In her book, Kessler recounts a thousand-mile journey in 1978 on a Nile steamer in Sudan, where Sudanese women helped her out by lifting white-hot coals by hand from their own cooking burners and then placing them on her burner as Kessler struggled to heat up a can of spaghetti.

She tells of the challenges of living next door to a ju-ju woman in Bamako, Mali, who practiced traditional medicine, banishing demons and sending supplicants into trances.

“I’m so glad I didn’t hurt you,” the woman told Cristina, just before the Kesslers left the country to move to the Virgin Islands.

She writes about a project she completed on behalf of the St. John School of the Arts, interviewing women about the importance of hats in traditional St. Johnian culture.
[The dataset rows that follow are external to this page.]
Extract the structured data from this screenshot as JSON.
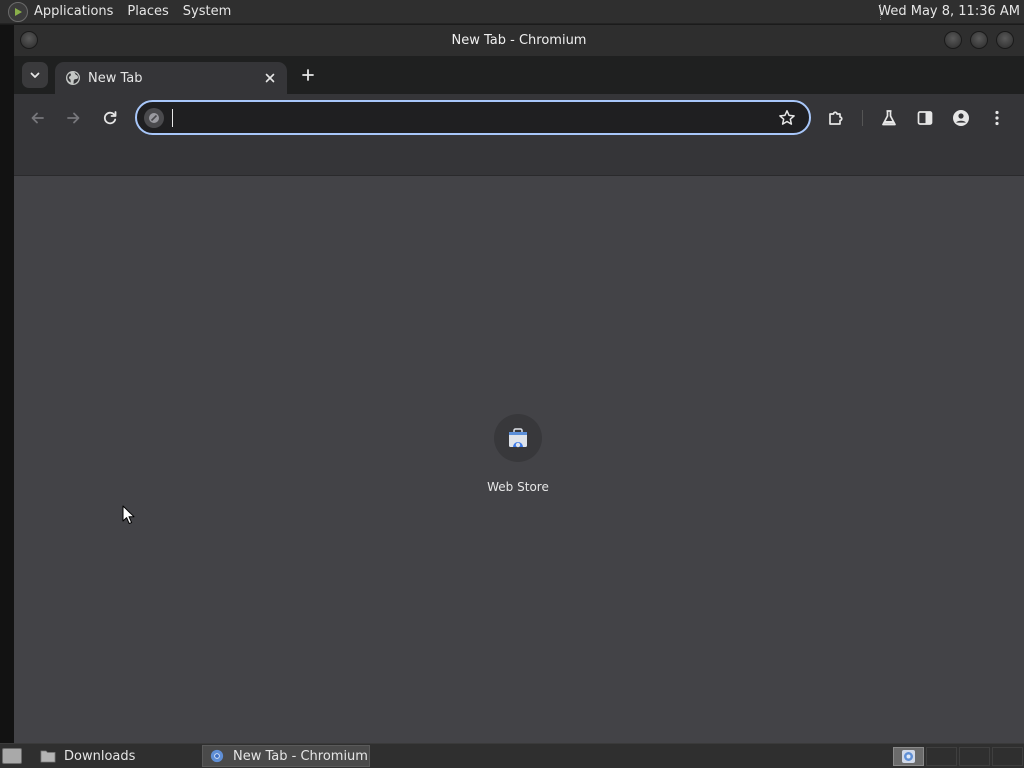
{
  "top_panel": {
    "menus": [
      "Applications",
      "Places",
      "System"
    ],
    "clock": "Wed May  8, 11:36 AM"
  },
  "window": {
    "title": "New Tab - Chromium"
  },
  "tabs": [
    {
      "title": "New Tab",
      "icon": "globe-icon",
      "active": true
    }
  ],
  "omnibox": {
    "value": "",
    "placeholder": ""
  },
  "content": {
    "shortcuts": [
      {
        "label": "Web Store",
        "icon": "web-store-icon"
      }
    ]
  },
  "taskbar": {
    "tasks": [
      {
        "label": "Downloads",
        "icon": "folder-icon",
        "active": false
      },
      {
        "label": "New Tab - Chromium",
        "icon": "chromium-icon",
        "active": true
      }
    ],
    "active_workspace": 1
  },
  "colors": {
    "omnibox_focus": "#a8c7fa",
    "content_bg": "#434347",
    "toolbar_bg": "#353538"
  }
}
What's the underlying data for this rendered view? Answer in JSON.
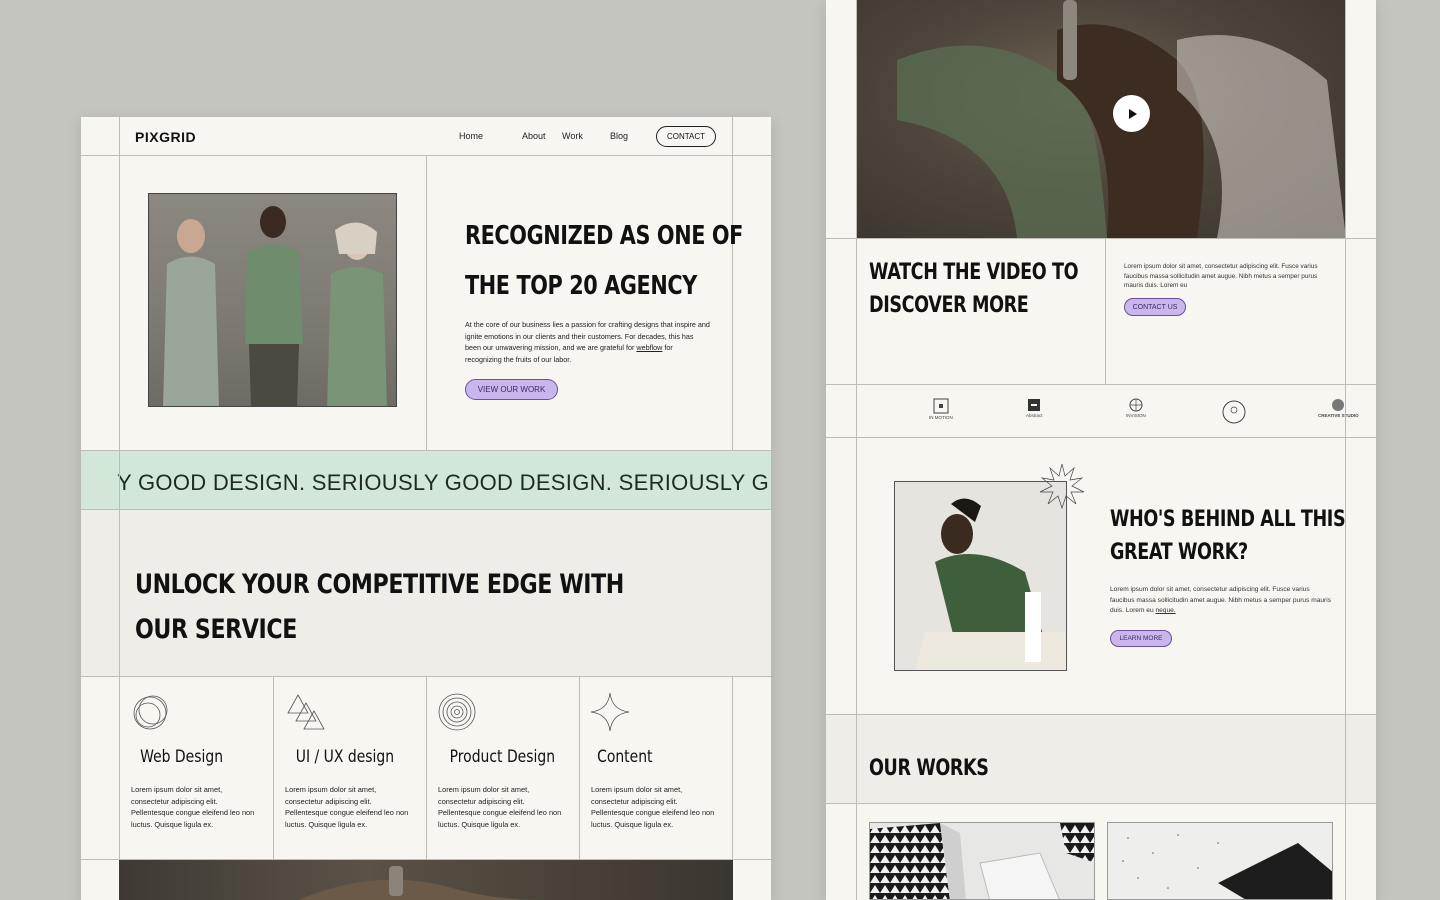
{
  "brand": {
    "logo": "PIXGRID"
  },
  "nav": {
    "items": [
      "Home",
      "About",
      "Work",
      "Blog"
    ],
    "contact_label": "CONTACT"
  },
  "hero": {
    "title_line1": "RECOGNIZED AS ONE OF",
    "title_line2": "THE TOP 20 AGENCY",
    "text_before_link": "At the core of our business lies a passion for crafting designs that inspire and ignite emotions in our clients and their customers. For decades, this has been our unwavering mission, and we are grateful for ",
    "text_link": "webflow",
    "text_after_link": " for recognizing the fruits of our labor.",
    "cta_label": "VIEW OUR WORK"
  },
  "marquee": {
    "text": "Y GOOD DESIGN.  SERIOUSLY GOOD DESIGN.  SERIOUSLY G"
  },
  "services": {
    "title_line1": "UNLOCK YOUR COMPETITIVE EDGE WITH",
    "title_line2": "OUR SERVICE",
    "items": [
      {
        "name": "Web Design",
        "desc": "Lorem ipsum dolor sit amet, consectetur adipiscing elit. Pellentesque congue eleifend leo non luctus. Quisque ligula ex."
      },
      {
        "name": "UI / UX design",
        "desc": "Lorem ipsum dolor sit amet, consectetur adipiscing elit. Pellentesque congue eleifend leo non luctus. Quisque ligula ex."
      },
      {
        "name": "Product Design",
        "desc": "Lorem ipsum dolor sit amet, consectetur adipiscing elit. Pellentesque congue eleifend leo non luctus. Quisque ligula ex."
      },
      {
        "name": "Content",
        "desc": "Lorem ipsum dolor sit amet, consectetur adipiscing elit. Pellentesque congue eleifend leo non luctus. Quisque ligula ex."
      }
    ]
  },
  "video": {
    "title_line1": "WATCH THE VIDEO TO",
    "title_line2": "DISCOVER MORE",
    "text": "Lorem ipsum dolor sit amet, consectetur adipiscing elit. Fusce varius faucibus massa sollicitudin amet augue. Nibh metus a semper purus mauris duis. Lorem eu",
    "cta_label": "CONTACT US"
  },
  "logos": [
    "IN MOTION",
    "Abstract",
    "INVISION",
    "",
    "CREATIVE STUDIO"
  ],
  "about": {
    "title_line1": "WHO'S BEHIND ALL THIS",
    "title_line2": "GREAT WORK?",
    "text_before_link": "Lorem ipsum dolor sit amet, consectetur adipiscing elit. Fusce varius faucibus massa sollicitudin amet augue. Nibh metus a semper purus mauris duis. Lorem eu ",
    "text_link": "neque.",
    "cta_label": "LEARN MORE"
  },
  "works": {
    "title": "OUR WORKS"
  },
  "colors": {
    "accent_pill": "#c8b6ec",
    "marquee_bg": "#d3e7d9",
    "page_bg": "#f7f6f1",
    "backdrop": "#c5c5bf"
  }
}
John and Cristina Kessler tree hug on the Francis Boardwalk. (Family photo)

The tales in the collection vary in their moods. Parts are eye-popping, parts are hilarious, and parts are awe-inspiring. All of them, however, focus on projects she has taken on and women she has met along her journeys.

One of the projects that makes Kessler most proud is an initiative to provide wheelchairs for 3,000 women in Ethiopia.
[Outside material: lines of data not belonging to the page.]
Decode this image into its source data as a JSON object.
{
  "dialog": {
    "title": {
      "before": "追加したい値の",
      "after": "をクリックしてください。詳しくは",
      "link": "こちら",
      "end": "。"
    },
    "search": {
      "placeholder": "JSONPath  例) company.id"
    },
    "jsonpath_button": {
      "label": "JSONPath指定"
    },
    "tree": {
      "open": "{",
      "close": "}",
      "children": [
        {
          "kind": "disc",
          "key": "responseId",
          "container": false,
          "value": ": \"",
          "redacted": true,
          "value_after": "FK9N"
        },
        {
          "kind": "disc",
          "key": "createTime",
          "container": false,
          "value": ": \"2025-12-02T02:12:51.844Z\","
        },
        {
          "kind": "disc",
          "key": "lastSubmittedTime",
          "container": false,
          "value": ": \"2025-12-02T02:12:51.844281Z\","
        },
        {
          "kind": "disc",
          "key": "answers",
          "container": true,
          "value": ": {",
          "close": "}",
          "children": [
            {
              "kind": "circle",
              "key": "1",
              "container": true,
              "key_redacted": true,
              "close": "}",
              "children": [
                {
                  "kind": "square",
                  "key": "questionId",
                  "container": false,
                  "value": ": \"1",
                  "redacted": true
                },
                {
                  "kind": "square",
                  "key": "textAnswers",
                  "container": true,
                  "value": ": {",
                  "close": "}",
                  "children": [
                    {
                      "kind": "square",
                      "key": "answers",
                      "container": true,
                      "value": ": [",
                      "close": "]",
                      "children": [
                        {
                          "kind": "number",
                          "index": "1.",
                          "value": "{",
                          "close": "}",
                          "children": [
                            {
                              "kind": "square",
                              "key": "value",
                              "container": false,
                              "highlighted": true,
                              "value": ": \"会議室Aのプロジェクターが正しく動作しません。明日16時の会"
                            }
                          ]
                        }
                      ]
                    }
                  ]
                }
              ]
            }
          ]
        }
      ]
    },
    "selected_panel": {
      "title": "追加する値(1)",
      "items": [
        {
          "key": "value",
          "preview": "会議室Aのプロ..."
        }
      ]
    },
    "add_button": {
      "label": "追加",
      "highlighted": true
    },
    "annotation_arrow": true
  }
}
After moving to Addis Ababa in 1998, she teamed up with a group of Ethiopian women to start a bilingual magazine called “Women to Women.” Through the publication, she met Shitaye Astawes, who now serves as the executive director of the Ethiopian National Association of Persons with Disabilities. Struck with severe rheumatoid arthritis as a 12-year-old, Astawes went from being a top student in her school to being bedridden for the next five years; when an uncle confronted her about finishing her education, she found her way back to a classroom.

In collaboration with several other women, Kessler and Astawes launched a program called Women on Wheels, an organization whose mission was to provide wheelchairs to Ethiopian women. Kessler said she was feeling proud about first acquiring 17 wheelchairs for donation until “Shitaye gave me a lecture. She said, ‘You do a lot, or nothing. Women who have wheelchairs are going to be robbed of their wheelchairs.’”

Kessler had no idea how to “scale up” the project. “That was back in 2001; I just started Googling.” Her search led her to Ken Behring of the Wheelchair Foundation, established in 2000. Kessler obtained 1,500 wheelchairs through the foundation and secured a donation of 1,500 more through the Church of Jesus Christ of Latter-day Saints. Flying on Behring’s jet, she traveled to Liberia, Nigeria, Tanzania, Ethiopia, Egypt, Jordan, and Ukraine delivering wheelchairs.

Kessler said the time was right for writing the book.

“It can’t be a better time to celebrate women. And the other message of this book? If I can make these projects happen, anyone can. I hope that’s what a reader takes away. I also want to celebrate how women connect around the world, regardless of all that makes them different.”

She knew it was time to release the book when something very strange happened.

“After the hurricanes, and 93 days with no power, chapters just started showing up on my computer screen. To me it was a sign that the time had come to put the book together and share it.”

Although she’s done a lot of traveling since moving to St. John, living in one place for 17 years has been a stretch for Cristina. She found many good uses for her time – raising funds with all the elementary school kids on St. John to build a well in a Maasai village in Kenya, leading writing workshops for St. John seniors, and teaching writing workshops for kids in fourth through sixth grades. But she’s itching to get back to Africa.

Joe Kessler recently announced his retirement as president of Friends of the Virgin Islands National Park. He’s officially retired at the end of the year, and the Kesslers are planning to take up to a year traveling in Africa, and another year touring national parks in the U.S.

“Change is good,” says Cristina. “It’s time for a new chapter and new adventures.”

“Tales of an Ikut Swami” is available in print and online formats from Amazon, Barnes and Noble, and Kessler’s website https://www.cristinakessler.com/. Print editions are on sale at Chelsea Drug Store and Freebird Creations in Cruz Bay.

Shared content for Virgin Islands Source and St. John Tradewinds.